■ **THE PROBLEM**
Every record should be restated exactly, with no images included.

TASK MATERIAL START

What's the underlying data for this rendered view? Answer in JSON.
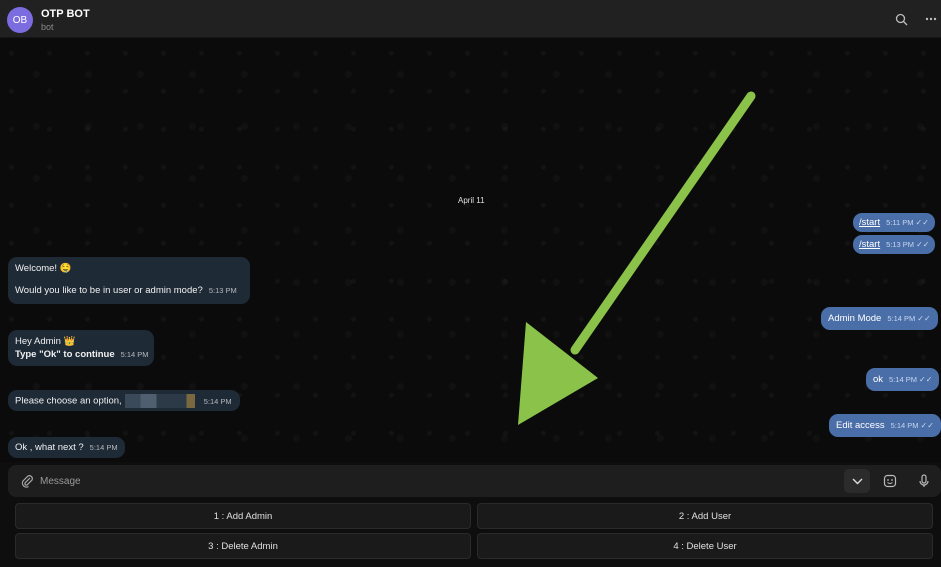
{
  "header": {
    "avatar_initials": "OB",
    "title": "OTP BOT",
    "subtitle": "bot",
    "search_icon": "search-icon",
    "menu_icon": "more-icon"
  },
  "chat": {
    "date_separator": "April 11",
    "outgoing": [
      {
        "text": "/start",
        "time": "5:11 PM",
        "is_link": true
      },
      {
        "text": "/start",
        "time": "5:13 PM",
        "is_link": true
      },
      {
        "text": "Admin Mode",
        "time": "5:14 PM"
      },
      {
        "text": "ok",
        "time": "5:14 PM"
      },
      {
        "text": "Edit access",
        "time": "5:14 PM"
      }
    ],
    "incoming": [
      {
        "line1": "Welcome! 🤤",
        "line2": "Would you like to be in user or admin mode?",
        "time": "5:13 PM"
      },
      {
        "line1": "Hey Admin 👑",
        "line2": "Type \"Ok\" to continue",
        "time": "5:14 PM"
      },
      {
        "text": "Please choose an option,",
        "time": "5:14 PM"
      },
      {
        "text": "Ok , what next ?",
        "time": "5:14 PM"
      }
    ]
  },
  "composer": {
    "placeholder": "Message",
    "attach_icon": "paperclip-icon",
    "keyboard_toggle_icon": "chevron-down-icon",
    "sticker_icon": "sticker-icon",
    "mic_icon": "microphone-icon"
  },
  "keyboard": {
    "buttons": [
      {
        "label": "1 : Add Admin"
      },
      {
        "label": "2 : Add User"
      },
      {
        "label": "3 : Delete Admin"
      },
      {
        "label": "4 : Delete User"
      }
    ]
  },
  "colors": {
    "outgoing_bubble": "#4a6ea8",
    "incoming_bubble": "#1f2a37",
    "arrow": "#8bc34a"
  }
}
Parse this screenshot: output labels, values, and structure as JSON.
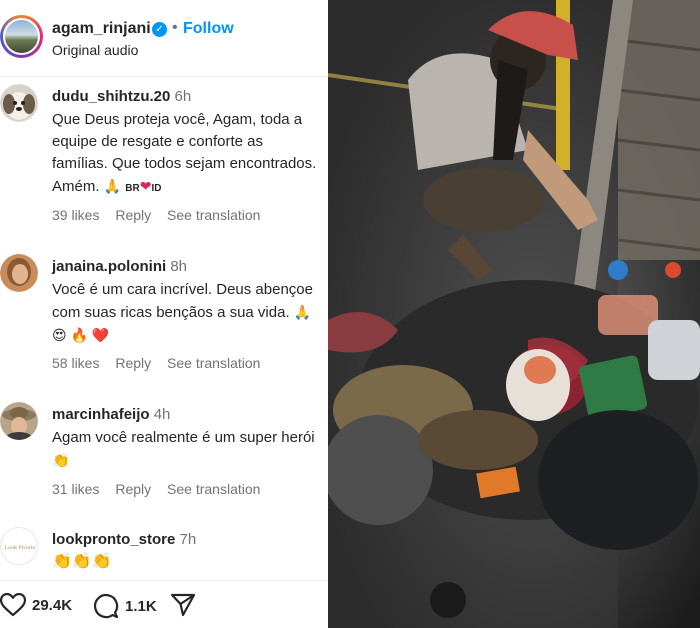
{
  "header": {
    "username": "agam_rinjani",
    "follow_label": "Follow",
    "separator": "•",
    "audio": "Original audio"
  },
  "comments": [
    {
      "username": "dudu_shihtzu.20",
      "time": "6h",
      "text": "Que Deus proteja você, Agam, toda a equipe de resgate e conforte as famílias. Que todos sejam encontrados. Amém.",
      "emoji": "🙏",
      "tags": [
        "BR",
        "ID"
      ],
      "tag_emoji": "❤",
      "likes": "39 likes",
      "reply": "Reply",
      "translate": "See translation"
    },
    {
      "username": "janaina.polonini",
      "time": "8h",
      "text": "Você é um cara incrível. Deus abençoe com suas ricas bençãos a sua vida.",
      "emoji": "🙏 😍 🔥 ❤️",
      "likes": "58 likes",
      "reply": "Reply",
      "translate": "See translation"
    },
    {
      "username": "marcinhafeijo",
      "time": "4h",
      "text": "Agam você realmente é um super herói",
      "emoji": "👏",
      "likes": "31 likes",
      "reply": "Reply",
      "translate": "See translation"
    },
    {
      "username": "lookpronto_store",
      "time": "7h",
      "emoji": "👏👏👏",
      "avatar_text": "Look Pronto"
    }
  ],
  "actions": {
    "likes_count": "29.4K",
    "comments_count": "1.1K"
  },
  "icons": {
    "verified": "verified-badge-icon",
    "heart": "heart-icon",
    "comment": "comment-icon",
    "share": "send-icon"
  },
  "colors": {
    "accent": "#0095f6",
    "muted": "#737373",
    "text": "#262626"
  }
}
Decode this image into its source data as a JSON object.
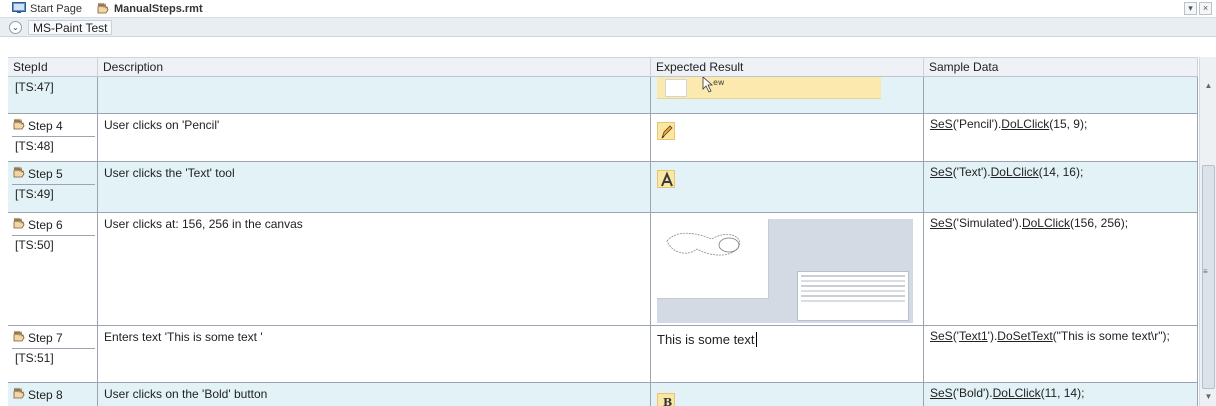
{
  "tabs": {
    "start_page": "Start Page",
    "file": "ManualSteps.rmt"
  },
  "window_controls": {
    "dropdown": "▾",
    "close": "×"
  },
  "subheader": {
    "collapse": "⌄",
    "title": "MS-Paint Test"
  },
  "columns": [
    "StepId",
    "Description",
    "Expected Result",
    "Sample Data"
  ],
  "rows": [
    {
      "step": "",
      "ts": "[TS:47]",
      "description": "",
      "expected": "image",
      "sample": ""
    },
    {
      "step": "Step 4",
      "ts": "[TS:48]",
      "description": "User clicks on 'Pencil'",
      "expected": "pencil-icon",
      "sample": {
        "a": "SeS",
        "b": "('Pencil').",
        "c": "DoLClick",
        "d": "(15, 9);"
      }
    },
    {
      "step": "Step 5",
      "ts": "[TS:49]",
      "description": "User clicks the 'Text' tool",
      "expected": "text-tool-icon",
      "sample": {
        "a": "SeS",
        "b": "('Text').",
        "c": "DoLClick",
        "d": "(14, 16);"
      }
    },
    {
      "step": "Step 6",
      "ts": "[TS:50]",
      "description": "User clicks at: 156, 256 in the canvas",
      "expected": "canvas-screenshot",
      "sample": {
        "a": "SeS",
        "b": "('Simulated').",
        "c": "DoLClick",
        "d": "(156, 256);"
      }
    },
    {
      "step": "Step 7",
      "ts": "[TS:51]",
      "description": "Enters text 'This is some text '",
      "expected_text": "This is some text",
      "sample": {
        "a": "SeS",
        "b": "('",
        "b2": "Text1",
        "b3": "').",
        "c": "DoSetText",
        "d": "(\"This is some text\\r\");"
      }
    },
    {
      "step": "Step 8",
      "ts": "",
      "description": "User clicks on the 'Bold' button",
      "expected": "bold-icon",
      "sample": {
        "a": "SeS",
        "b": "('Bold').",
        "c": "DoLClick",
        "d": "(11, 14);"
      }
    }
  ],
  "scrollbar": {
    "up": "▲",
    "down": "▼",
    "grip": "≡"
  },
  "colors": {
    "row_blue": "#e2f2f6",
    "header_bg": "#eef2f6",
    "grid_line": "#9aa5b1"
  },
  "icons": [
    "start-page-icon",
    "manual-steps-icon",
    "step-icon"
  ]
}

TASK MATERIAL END

■ **SOLUTION TO THIS TASK**
What's the underlying data for this rendered view? Answer in JSON.
{
  "header": {
    "avatar_initials": "OB",
    "title": "OTP BOT",
    "subtitle": "bot",
    "search_icon": "search-icon",
    "menu_icon": "more-icon"
  },
  "chat": {
    "date_separator": "April 11",
    "outgoing": [
      {
        "text": "/start",
        "time": "5:11 PM",
        "is_link": true
      },
      {
        "text": "/start",
        "time": "5:13 PM",
        "is_link": true
      },
      {
        "text": "Admin Mode",
        "time": "5:14 PM"
      },
      {
        "text": "ok",
        "time": "5:14 PM"
      },
      {
        "text": "Edit access",
        "time": "5:14 PM"
      }
    ],
    "incoming": [
      {
        "line1": "Welcome! 🤤",
        "line2": "Would you like to be in user or admin mode?",
        "time": "5:13 PM"
      },
      {
        "line1": "Hey Admin 👑",
        "line2": "Type \"Ok\" to continue",
        "time": "5:14 PM"
      },
      {
        "text": "Please choose an option,",
        "time": "5:14 PM"
      },
      {
        "text": "Ok , what next ?",
        "time": "5:14 PM"
      }
    ]
  },
  "composer": {
    "placeholder": "Message",
    "attach_icon": "paperclip-icon",
    "keyboard_toggle_icon": "chevron-down-icon",
    "sticker_icon": "sticker-icon",
    "mic_icon": "microphone-icon"
  },
  "keyboard": {
    "buttons": [
      {
        "label": "1 : Add Admin"
      },
      {
        "label": "2 : Add User"
      },
      {
        "label": "3 : Delete Admin"
      },
      {
        "label": "4 : Delete User"
      }
    ]
  },
  "colors": {
    "outgoing_bubble": "#4a6ea8",
    "incoming_bubble": "#1f2a37",
    "arrow": "#8bc34a"
  }
}
Parse this screenshot: output labels, values, and structure as JSON.
{
  "header": {
    "username": "agam_rinjani",
    "follow_label": "Follow",
    "separator": "•",
    "audio": "Original audio"
  },
  "comments": [
    {
      "username": "dudu_shihtzu.20",
      "time": "6h",
      "text": "Que Deus proteja você, Agam, toda a equipe de resgate e conforte as famílias. Que todos sejam encontrados. Amém.",
      "emoji": "🙏",
      "tags": [
        "BR",
        "ID"
      ],
      "tag_emoji": "❤",
      "likes": "39 likes",
      "reply": "Reply",
      "translate": "See translation"
    },
    {
      "username": "janaina.polonini",
      "time": "8h",
      "text": "Você é um cara incrível. Deus abençoe com suas ricas bençãos a sua vida.",
      "emoji": "🙏 😍 🔥 ❤️",
      "likes": "58 likes",
      "reply": "Reply",
      "translate": "See translation"
    },
    {
      "username": "marcinhafeijo",
      "time": "4h",
      "text": "Agam você realmente é um super herói",
      "emoji": "👏",
      "likes": "31 likes",
      "reply": "Reply",
      "translate": "See translation"
    },
    {
      "username": "lookpronto_store",
      "time": "7h",
      "emoji": "👏👏👏",
      "avatar_text": "Look Pronto"
    }
  ],
  "actions": {
    "likes_count": "29.4K",
    "comments_count": "1.1K"
  },
  "icons": {
    "verified": "verified-badge-icon",
    "heart": "heart-icon",
    "comment": "comment-icon",
    "share": "send-icon"
  },
  "colors": {
    "accent": "#0095f6",
    "muted": "#737373",
    "text": "#262626"
  }
}
Decode this image into its source data as a JSON object.
{
  "tabs": {
    "start_page": "Start Page",
    "file": "ManualSteps.rmt"
  },
  "window_controls": {
    "dropdown": "▾",
    "close": "×"
  },
  "subheader": {
    "collapse": "⌄",
    "title": "MS-Paint Test"
  },
  "columns": [
    "StepId",
    "Description",
    "Expected Result",
    "Sample Data"
  ],
  "rows": [
    {
      "step": "",
      "ts": "[TS:47]",
      "description": "",
      "expected": "image",
      "sample": ""
    },
    {
      "step": "Step 4",
      "ts": "[TS:48]",
      "description": "User clicks on 'Pencil'",
      "expected": "pencil-icon",
      "sample": {
        "a": "SeS",
        "b": "('Pencil').",
        "c": "DoLClick",
        "d": "(15, 9);"
      }
    },
    {
      "step": "Step 5",
      "ts": "[TS:49]",
      "description": "User clicks the 'Text' tool",
      "expected": "text-tool-icon",
      "sample": {
        "a": "SeS",
        "b": "('Text').",
        "c": "DoLClick",
        "d": "(14, 16);"
      }
    },
    {
      "step": "Step 6",
      "ts": "[TS:50]",
      "description": "User clicks at: 156, 256 in the canvas",
      "expected": "canvas-screenshot",
      "sample": {
        "a": "SeS",
        "b": "('Simulated').",
        "c": "DoLClick",
        "d": "(156, 256);"
      }
    },
    {
      "step": "Step 7",
      "ts": "[TS:51]",
      "description": "Enters text 'This is some text '",
      "expected_text": "This is some text",
      "sample": {
        "a": "SeS",
        "b": "('",
        "b2": "Text1",
        "b3": "').",
        "c": "DoSetText",
        "d": "(\"This is some text\\r\");"
      }
    },
    {
      "step": "Step 8",
      "ts": "",
      "description": "User clicks on the 'Bold' button",
      "expected": "bold-icon",
      "sample": {
        "a": "SeS",
        "b": "('Bold').",
        "c": "DoLClick",
        "d": "(11, 14);"
      }
    }
  ],
  "scrollbar": {
    "up": "▲",
    "down": "▼",
    "grip": "≡"
  },
  "colors": {
    "row_blue": "#e2f2f6",
    "header_bg": "#eef2f6",
    "grid_line": "#9aa5b1"
  },
  "icons": [
    "start-page-icon",
    "manual-steps-icon",
    "step-icon"
  ]
}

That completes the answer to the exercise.